News 8 reported on AFM in October.
It includes 116 confirmed cases of the rare polio-like disease, also known as AFM, leading to sudden onset of paralysis. There are 10 more confirmed cases than the agency reported a week ago. An additional 170 possible cases of AFM are investigated.
More than 90% of the 440 patients with AFM since 2014 have been children younger than 4 years. Most children with confirmed cases experienced a viral disease with symptoms including fever and cough about three to ten days before paralysis, CDC said this month.
Patients with confirmed AFM are in 31 states, as CDC has now identified for the first time. There are 15 cases in Colorado, the state with the highest number, followed by Texas with 14 confirmed cases. Nineteen states have no confirmed cases and 12 states report only one confirmed case, according to the CDC.
It is not clear if there is more risk for AFM in states that have a larger number of cases or if these states are only better identifiable and reporting patients. Although CDC has encouraged doctors to report cases, there is no need to do so.
Most AFM patients became ill between August and October, and according to CDC, the number of diseases has reached each other since 2014.

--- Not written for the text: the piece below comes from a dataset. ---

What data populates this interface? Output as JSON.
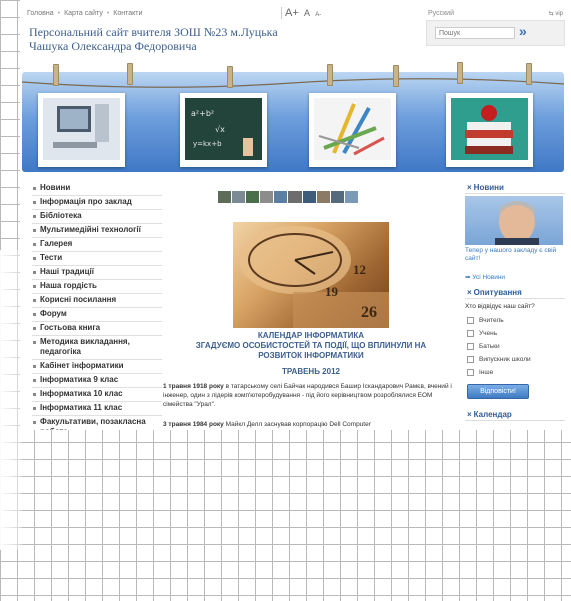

Even with the increase in case, according to the CDC, "less than one in two in a million children in the United States will receive AFM each year."